Again, you can see how the previous line of stitching on the white fabric bit below has torn away from the paper, this is OK. Note that this time, when the pattern is folded back for the small next piece, the amount of fabric showing from the previous pieces is wider than the line of the patch.
Don’t pay any attention to this, just cut all the way across in the same manner to create your seam allowance. The other part will be cut later as you get to that line in the pattern.
Again, sometimes it is easier to see if you have the right size patch if you make a few marks on the backside of the pattern.
Sew on the line, starting 1/4-inch outside the cutting line, as this one will intersect the edge.
When you have all the pieces done, stay stitch the edge just outside the final pattern line, but inside the cutting line. This will stabilize the edge for tearing the paper to reduce distortion, yet be out of the way of the final sewing line so it won’t show on the finished project.
Cut on the cutting line.
Tear away the paper. Press the finished piece.

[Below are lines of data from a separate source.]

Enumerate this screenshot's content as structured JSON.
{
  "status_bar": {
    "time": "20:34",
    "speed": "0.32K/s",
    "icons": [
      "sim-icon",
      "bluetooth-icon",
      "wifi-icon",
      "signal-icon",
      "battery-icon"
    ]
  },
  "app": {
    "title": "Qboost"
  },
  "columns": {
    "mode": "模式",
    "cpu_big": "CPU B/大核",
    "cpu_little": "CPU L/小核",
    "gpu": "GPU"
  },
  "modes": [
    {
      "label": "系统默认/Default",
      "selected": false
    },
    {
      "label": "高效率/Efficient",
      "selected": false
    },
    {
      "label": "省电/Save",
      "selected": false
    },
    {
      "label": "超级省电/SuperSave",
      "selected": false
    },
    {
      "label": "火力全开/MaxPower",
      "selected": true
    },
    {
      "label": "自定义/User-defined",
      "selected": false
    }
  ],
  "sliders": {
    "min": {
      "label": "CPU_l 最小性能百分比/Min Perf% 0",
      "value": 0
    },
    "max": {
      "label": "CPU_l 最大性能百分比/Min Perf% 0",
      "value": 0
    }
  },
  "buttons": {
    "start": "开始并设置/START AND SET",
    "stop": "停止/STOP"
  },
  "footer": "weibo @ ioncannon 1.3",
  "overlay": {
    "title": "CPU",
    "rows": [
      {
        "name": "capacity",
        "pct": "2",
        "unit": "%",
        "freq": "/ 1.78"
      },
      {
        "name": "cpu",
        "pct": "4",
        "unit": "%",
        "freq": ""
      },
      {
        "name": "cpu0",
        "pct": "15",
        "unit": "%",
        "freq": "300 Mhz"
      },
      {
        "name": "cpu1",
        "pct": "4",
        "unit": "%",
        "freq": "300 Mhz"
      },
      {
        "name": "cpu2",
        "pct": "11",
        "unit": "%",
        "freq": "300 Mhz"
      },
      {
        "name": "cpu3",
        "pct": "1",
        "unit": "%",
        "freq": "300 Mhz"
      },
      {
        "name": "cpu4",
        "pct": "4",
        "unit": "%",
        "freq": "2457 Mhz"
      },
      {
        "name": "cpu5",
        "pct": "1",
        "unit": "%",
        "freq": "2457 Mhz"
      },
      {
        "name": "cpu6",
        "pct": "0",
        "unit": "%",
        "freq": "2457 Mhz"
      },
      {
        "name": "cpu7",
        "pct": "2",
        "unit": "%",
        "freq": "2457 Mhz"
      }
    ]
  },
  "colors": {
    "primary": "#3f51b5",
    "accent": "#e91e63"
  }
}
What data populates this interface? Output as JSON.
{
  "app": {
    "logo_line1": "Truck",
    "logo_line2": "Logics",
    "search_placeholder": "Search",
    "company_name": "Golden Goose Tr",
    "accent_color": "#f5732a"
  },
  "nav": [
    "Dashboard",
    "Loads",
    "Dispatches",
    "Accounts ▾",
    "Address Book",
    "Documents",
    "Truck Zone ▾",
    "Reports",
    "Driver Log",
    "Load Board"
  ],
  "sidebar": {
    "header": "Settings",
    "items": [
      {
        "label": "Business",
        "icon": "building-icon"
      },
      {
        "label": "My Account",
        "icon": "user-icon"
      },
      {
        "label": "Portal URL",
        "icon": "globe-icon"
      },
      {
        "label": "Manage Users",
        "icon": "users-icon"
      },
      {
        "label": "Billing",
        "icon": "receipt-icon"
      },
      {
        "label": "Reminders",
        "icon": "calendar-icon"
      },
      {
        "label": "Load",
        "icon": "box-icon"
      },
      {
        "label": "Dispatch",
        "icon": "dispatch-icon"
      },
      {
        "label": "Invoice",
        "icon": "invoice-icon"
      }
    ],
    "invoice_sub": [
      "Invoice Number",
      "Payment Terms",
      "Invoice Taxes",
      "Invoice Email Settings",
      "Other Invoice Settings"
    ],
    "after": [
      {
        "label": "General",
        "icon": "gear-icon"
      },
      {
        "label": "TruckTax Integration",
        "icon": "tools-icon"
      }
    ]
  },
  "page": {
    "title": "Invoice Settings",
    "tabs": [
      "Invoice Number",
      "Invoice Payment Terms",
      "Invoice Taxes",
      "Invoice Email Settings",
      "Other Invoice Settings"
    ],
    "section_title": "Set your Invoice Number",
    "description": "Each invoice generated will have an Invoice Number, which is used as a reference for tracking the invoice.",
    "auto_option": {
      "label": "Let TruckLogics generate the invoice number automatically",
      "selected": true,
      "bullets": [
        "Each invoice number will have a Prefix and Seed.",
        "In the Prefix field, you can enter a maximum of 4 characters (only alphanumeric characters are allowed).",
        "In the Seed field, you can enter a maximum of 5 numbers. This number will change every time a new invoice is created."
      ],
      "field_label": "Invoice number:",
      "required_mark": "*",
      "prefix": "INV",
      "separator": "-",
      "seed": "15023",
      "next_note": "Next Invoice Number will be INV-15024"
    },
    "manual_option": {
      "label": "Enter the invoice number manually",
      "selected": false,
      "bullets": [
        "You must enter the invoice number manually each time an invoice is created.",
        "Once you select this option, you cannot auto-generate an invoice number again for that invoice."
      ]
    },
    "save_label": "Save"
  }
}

So, in a nutshell
1. Color the pattern.
2. Shorten the stitch length.
3. Cut pieces larger than needed, accepting that there will be more waste.
4. Use squares and rectangles regardless of the piece final shape.
5. Stabilize the first piece.
6. Use a thin straight edge to fold the pattern back, trim the fabric to 1/4-inch.
7. Line up the next piece with the cut edge.
8. Mark the back side of the pattern to easily see if your orientation is right.
9. Sew 1/4-inch past the end point of the line on both sides.
10. Sew 1/4-inch past the edges of the cutting line for pieces intersecting the edge.
11. Sew a stay-stitch all around the piece before taking the paper off.
If you are a beginner at paper piecing, the book Show Me How To Paper Piece by Carol Doak is a great resource to add to your library. For the foundation paper, you can use lightweight newsprint papers, June Taylor Perfect Foundation Papers, or Carol Doak’s Foundation Papers. Thank you for using my affiliate links when you can. If you are more of a video learner, Craftsy has some good classes and patterns on sale now – Paper Piecing on Craftsy. Check out the Carol Doak video Mastering Foundation Piecing that includes 8 video lessons plus an ebook of 50 blocks!
Do you have any additional tips for paper piecing?